WORK INSTRUCTION → Exactly and in full, give the records again.

--- MATERIAL FOR THE TASK Enclosed Below ---

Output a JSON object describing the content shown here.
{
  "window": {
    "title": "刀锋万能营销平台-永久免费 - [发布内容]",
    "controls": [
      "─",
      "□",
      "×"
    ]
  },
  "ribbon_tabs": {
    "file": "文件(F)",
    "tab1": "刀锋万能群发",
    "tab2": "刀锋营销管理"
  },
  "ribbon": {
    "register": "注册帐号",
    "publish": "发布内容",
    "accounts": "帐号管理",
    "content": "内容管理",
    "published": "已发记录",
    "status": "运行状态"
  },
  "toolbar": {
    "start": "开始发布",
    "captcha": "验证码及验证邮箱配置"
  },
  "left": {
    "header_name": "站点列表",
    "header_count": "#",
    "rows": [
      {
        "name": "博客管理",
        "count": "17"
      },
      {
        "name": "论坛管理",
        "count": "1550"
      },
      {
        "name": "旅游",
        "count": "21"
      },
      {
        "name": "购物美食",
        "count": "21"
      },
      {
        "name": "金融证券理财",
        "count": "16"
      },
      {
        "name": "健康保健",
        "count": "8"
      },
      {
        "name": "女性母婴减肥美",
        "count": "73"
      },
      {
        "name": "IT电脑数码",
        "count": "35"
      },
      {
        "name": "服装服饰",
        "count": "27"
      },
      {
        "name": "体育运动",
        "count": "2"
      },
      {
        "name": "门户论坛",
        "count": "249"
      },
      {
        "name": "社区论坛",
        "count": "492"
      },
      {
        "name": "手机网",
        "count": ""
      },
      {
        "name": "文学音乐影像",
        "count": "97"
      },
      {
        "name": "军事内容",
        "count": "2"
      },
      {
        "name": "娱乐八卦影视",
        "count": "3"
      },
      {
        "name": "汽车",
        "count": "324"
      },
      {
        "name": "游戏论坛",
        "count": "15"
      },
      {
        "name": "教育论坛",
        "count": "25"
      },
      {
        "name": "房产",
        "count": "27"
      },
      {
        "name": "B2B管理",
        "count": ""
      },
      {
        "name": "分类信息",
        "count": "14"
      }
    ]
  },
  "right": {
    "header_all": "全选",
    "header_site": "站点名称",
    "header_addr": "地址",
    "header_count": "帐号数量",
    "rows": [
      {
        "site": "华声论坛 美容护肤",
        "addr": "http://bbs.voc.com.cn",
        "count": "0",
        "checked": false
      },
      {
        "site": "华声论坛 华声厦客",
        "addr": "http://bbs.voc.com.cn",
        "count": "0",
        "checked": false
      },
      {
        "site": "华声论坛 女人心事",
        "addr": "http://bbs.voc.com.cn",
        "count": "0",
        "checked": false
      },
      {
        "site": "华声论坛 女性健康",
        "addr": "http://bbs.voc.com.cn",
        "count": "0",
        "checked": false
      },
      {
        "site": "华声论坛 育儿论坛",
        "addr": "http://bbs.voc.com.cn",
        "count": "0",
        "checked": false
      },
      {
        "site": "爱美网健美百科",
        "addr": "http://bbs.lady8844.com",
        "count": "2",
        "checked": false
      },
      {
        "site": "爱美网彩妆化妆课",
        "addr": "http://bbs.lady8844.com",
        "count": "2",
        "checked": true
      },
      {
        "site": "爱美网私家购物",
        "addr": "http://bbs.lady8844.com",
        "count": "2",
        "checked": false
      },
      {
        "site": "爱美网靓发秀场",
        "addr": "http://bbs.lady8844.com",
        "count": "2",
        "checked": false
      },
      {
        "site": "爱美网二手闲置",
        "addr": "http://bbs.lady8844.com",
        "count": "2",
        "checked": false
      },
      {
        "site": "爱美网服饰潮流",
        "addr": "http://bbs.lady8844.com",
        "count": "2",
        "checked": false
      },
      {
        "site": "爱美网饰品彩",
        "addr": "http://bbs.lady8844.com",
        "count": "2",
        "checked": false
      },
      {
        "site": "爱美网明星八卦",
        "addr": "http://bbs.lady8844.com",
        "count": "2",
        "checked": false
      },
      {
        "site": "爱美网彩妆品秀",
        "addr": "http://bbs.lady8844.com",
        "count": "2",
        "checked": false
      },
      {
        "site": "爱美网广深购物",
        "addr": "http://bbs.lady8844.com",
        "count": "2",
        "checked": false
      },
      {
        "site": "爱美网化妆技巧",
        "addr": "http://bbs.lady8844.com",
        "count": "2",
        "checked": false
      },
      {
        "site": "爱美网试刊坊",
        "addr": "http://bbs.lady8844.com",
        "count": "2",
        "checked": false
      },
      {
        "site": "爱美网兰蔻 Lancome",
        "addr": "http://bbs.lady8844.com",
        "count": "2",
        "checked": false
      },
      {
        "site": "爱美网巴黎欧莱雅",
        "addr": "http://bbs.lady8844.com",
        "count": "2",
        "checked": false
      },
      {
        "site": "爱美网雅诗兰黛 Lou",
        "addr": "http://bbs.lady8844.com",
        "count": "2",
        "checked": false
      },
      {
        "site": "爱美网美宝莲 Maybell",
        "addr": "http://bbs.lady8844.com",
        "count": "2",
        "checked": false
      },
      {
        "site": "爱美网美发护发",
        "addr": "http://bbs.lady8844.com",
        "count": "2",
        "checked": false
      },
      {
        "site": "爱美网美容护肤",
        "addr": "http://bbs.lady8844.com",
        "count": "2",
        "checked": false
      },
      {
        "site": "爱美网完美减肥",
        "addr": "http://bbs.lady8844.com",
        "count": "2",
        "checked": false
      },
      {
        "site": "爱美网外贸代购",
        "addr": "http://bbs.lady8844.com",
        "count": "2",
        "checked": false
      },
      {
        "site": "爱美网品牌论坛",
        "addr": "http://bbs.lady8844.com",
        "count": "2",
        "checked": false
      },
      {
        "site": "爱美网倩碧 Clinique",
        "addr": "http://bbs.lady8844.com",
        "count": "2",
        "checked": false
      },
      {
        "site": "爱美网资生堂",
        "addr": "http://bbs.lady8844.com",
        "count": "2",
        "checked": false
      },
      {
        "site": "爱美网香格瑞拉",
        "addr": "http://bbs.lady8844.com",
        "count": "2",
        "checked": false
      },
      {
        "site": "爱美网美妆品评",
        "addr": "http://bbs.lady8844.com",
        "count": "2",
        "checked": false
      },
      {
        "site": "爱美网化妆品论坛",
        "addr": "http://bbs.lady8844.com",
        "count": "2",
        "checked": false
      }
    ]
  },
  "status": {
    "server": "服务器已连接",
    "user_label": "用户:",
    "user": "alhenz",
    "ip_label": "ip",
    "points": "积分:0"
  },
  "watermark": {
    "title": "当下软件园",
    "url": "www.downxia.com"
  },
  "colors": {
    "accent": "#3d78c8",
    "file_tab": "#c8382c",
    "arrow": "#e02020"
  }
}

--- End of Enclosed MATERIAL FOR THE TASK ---

REPLY →
Output a JSON object describing the content shown here.
{
  "window": {
    "title": "刀锋万能营销平台-永久免费 - [发布内容]",
    "controls": [
      "─",
      "□",
      "×"
    ]
  },
  "ribbon_tabs": {
    "file": "文件(F)",
    "tab1": "刀锋万能群发",
    "tab2": "刀锋营销管理"
  },
  "ribbon": {
    "register": "注册帐号",
    "publish": "发布内容",
    "accounts": "帐号管理",
    "content": "内容管理",
    "published": "已发记录",
    "status": "运行状态"
  },
  "toolbar": {
    "start": "开始发布",
    "captcha": "验证码及验证邮箱配置"
  },
  "left": {
    "header_name": "站点列表",
    "header_count": "#",
    "rows": [
      {
        "name": "博客管理",
        "count": "17"
      },
      {
        "name": "论坛管理",
        "count": "1550"
      },
      {
        "name": "旅游",
        "count": "21"
      },
      {
        "name": "购物美食",
        "count": "21"
      },
      {
        "name": "金融证券理财",
        "count": "16"
      },
      {
        "name": "健康保健",
        "count": "8"
      },
      {
        "name": "女性母婴减肥美",
        "count": "73"
      },
      {
        "name": "IT电脑数码",
        "count": "35"
      },
      {
        "name": "服装服饰",
        "count": "27"
      },
      {
        "name": "体育运动",
        "count": "2"
      },
      {
        "name": "门户论坛",
        "count": "249"
      },
      {
        "name": "社区论坛",
        "count": "492"
      },
      {
        "name": "手机网",
        "count": ""
      },
      {
        "name": "文学音乐影像",
        "count": "97"
      },
      {
        "name": "军事内容",
        "count": "2"
      },
      {
        "name": "娱乐八卦影视",
        "count": "3"
      },
      {
        "name": "汽车",
        "count": "324"
      },
      {
        "name": "游戏论坛",
        "count": "15"
      },
      {
        "name": "教育论坛",
        "count": "25"
      },
      {
        "name": "房产",
        "count": "27"
      },
      {
        "name": "B2B管理",
        "count": ""
      },
      {
        "name": "分类信息",
        "count": "14"
      }
    ]
  },
  "right": {
    "header_all": "全选",
    "header_site": "站点名称",
    "header_addr": "地址",
    "header_count": "帐号数量",
    "rows": [
      {
        "site": "华声论坛 美容护肤",
        "addr": "http://bbs.voc.com.cn",
        "count": "0",
        "checked": false
      },
      {
        "site": "华声论坛 华声厦客",
        "addr": "http://bbs.voc.com.cn",
        "count": "0",
        "checked": false
      },
      {
        "site": "华声论坛 女人心事",
        "addr": "http://bbs.voc.com.cn",
        "count": "0",
        "checked": false
      },
      {
        "site": "华声论坛 女性健康",
        "addr": "http://bbs.voc.com.cn",
        "count": "0",
        "checked": false
      },
      {
        "site": "华声论坛 育儿论坛",
        "addr": "http://bbs.voc.com.cn",
        "count": "0",
        "checked": false
      },
      {
        "site": "爱美网健美百科",
        "addr": "http://bbs.lady8844.com",
        "count": "2",
        "checked": false
      },
      {
        "site": "爱美网彩妆化妆课",
        "addr": "http://bbs.lady8844.com",
        "count": "2",
        "checked": true
      },
      {
        "site": "爱美网私家购物",
        "addr": "http://bbs.lady8844.com",
        "count": "2",
        "checked": false
      },
      {
        "site": "爱美网靓发秀场",
        "addr": "http://bbs.lady8844.com",
        "count": "2",
        "checked": false
      },
      {
        "site": "爱美网二手闲置",
        "addr": "http://bbs.lady8844.com",
        "count": "2",
        "checked": false
      },
      {
        "site": "爱美网服饰潮流",
        "addr": "http://bbs.lady8844.com",
        "count": "2",
        "checked": false
      },
      {
        "site": "爱美网饰品彩",
        "addr": "http://bbs.lady8844.com",
        "count": "2",
        "checked": false
      },
      {
        "site": "爱美网明星八卦",
        "addr": "http://bbs.lady8844.com",
        "count": "2",
        "checked": false
      },
      {
        "site": "爱美网彩妆品秀",
        "addr": "http://bbs.lady8844.com",
        "count": "2",
        "checked": false
      },
      {
        "site": "爱美网广深购物",
        "addr": "http://bbs.lady8844.com",
        "count": "2",
        "checked": false
      },
      {
        "site": "爱美网化妆技巧",
        "addr": "http://bbs.lady8844.com",
        "count": "2",
        "checked": false
      },
      {
        "site": "爱美网试刊坊",
        "addr": "http://bbs.lady8844.com",
        "count": "2",
        "checked": false
      },
      {
        "site": "爱美网兰蔻 Lancome",
        "addr": "http://bbs.lady8844.com",
        "count": "2",
        "checked": false
      },
      {
        "site": "爱美网巴黎欧莱雅",
        "addr": "http://bbs.lady8844.com",
        "count": "2",
        "checked": false
      },
      {
        "site": "爱美网雅诗兰黛 Lou",
        "addr": "http://bbs.lady8844.com",
        "count": "2",
        "checked": false
      },
      {
        "site": "爱美网美宝莲 Maybell",
        "addr": "http://bbs.lady8844.com",
        "count": "2",
        "checked": false
      },
      {
        "site": "爱美网美发护发",
        "addr": "http://bbs.lady8844.com",
        "count": "2",
        "checked": false
      },
      {
        "site": "爱美网美容护肤",
        "addr": "http://bbs.lady8844.com",
        "count": "2",
        "checked": false
      },
      {
        "site": "爱美网完美减肥",
        "addr": "http://bbs.lady8844.com",
        "count": "2",
        "checked": false
      },
      {
        "site": "爱美网外贸代购",
        "addr": "http://bbs.lady8844.com",
        "count": "2",
        "checked": false
      },
      {
        "site": "爱美网品牌论坛",
        "addr": "http://bbs.lady8844.com",
        "count": "2",
        "checked": false
      },
      {
        "site": "爱美网倩碧 Clinique",
        "addr": "http://bbs.lady8844.com",
        "count": "2",
        "checked": false
      },
      {
        "site": "爱美网资生堂",
        "addr": "http://bbs.lady8844.com",
        "count": "2",
        "checked": false
      },
      {
        "site": "爱美网香格瑞拉",
        "addr": "http://bbs.lady8844.com",
        "count": "2",
        "checked": false
      },
      {
        "site": "爱美网美妆品评",
        "addr": "http://bbs.lady8844.com",
        "count": "2",
        "checked": false
      },
      {
        "site": "爱美网化妆品论坛",
        "addr": "http://bbs.lady8844.com",
        "count": "2",
        "checked": false
      }
    ]
  },
  "status": {
    "server": "服务器已连接",
    "user_label": "用户:",
    "user": "alhenz",
    "ip_label": "ip",
    "points": "积分:0"
  },
  "watermark": {
    "title": "当下软件园",
    "url": "www.downxia.com"
  },
  "colors": {
    "accent": "#3d78c8",
    "file_tab": "#c8382c",
    "arrow": "#e02020"
  }
}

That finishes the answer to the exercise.